But wait – isn’t that “systems analysis”? Don’t we already do that?|
Well – we’re supposed to. But are the current methods working? Or are they contributing to that 65% failure rate? How does systems analysis, as currently practiced, work?
There are two things that mark most systems analysis techniques. One is process orientation – the analysis is focused on modeling (mimicking) the processes of the operation. This goes by many names, one of the more common being “business process modeling”. This is so pervasive that many analysts simply equate the two – systems analysis is process modeling. But process modeling has a few drawbacks:
This doesn’t disturb the analyst, for he thinks the model is being constructed for his benefit. However, it means the users can’t verify the model – they have to take the analyst’s word that their descriptions were well understood and represented. Given the complexity of most business situations, having the model represented in a form unverifiable by the most knowledgeable party is a recipe for miscommunication.
Thus, even though process modeling is presumed to be the de facto analytical standard, we have to ask, “how well is it working?” Being the standard in an industry with a 65% failure rate is no compliment. But what else is there? What alternatives exist to process modeling and its numerous abstract methodologies?
As it happens, there is an alternative.

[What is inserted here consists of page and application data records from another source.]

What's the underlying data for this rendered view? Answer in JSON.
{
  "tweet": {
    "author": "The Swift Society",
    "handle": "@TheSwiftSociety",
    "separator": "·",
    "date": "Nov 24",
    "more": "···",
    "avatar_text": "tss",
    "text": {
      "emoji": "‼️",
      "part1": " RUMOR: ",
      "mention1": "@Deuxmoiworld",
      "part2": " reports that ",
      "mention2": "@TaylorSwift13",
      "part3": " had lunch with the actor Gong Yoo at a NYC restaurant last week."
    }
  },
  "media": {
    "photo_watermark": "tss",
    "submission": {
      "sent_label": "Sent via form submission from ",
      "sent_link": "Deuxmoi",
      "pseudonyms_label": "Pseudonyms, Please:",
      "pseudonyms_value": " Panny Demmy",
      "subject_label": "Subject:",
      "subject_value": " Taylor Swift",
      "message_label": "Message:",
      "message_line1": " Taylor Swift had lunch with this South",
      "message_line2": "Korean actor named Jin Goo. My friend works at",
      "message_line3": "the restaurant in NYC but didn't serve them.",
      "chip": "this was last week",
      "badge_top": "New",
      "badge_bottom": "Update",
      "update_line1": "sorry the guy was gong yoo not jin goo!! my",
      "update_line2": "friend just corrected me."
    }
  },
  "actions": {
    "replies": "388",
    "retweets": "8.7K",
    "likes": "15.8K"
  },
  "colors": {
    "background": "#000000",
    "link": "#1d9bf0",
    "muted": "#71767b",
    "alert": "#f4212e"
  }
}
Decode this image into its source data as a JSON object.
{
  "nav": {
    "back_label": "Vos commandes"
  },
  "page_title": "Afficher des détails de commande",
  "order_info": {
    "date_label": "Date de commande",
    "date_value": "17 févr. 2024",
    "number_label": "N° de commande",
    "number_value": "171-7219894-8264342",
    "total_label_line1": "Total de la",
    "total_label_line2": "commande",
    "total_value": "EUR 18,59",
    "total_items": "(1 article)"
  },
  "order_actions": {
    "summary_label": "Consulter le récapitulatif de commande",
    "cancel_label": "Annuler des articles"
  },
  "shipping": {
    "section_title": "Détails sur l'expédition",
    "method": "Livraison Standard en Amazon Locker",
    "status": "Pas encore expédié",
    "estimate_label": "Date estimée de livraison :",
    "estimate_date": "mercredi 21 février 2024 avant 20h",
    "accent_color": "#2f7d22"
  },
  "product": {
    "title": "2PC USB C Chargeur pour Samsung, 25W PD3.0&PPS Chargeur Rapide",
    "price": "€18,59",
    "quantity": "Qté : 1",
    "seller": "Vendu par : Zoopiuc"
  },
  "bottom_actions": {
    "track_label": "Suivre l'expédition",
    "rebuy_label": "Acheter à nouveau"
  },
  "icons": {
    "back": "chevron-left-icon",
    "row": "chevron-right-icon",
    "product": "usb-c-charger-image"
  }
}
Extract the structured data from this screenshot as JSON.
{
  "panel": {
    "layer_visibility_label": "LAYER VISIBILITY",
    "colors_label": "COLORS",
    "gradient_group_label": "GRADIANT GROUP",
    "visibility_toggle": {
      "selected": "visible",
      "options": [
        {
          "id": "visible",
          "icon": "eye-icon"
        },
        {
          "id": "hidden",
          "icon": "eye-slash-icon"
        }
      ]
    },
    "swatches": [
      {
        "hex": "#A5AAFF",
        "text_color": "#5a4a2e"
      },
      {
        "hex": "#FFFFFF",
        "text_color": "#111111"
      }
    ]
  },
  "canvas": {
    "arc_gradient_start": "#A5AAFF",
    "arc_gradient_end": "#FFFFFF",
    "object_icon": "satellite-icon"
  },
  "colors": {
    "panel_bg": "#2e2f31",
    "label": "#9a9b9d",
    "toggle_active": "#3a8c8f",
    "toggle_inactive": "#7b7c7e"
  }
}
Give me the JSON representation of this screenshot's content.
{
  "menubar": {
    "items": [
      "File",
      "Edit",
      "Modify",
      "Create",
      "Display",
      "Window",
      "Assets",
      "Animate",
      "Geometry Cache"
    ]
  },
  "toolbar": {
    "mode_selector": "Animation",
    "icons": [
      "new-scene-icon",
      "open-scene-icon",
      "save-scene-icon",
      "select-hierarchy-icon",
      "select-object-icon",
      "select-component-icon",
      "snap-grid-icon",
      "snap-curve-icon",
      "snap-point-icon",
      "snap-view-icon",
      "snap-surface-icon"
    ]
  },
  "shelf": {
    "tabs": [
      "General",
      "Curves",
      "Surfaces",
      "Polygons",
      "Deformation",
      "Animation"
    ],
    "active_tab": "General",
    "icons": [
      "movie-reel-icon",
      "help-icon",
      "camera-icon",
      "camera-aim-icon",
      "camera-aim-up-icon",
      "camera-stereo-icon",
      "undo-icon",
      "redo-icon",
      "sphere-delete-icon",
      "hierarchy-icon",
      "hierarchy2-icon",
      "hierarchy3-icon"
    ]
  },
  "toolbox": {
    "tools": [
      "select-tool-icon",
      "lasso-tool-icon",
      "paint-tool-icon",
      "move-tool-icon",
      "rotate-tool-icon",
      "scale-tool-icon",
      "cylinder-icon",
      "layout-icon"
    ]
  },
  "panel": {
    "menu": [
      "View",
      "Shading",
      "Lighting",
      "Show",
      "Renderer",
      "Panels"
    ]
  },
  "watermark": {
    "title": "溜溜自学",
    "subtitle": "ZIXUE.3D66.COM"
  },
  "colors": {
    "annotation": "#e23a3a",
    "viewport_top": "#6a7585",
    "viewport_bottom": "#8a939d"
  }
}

It is a theoretically sound, field proven, and woefully neglected. It’s called user-focused data architecture, and it’s been around for several decades.
Since 1989, JCK has been devoted to teaching and implementing the principles of User-Focused Data Architecture. UFDA is based on the principle that the users are the data experts in any organization. Sound data architecture should focus on extracting the user's knowledge, clarifying ambiguous defintions, and building understandable data structures. These definitions and structures serve as the basis for system development. The first and most well known UFDA technique is Extended Relational Analysis ™ (ERA), which has been proven for decades. More recent techniques include Business Event Analysis & Modeling ™ (BEAM), which is useful for both Transactional Systems (BEAM TSS) and Decision Support Systems (BEAM DSS).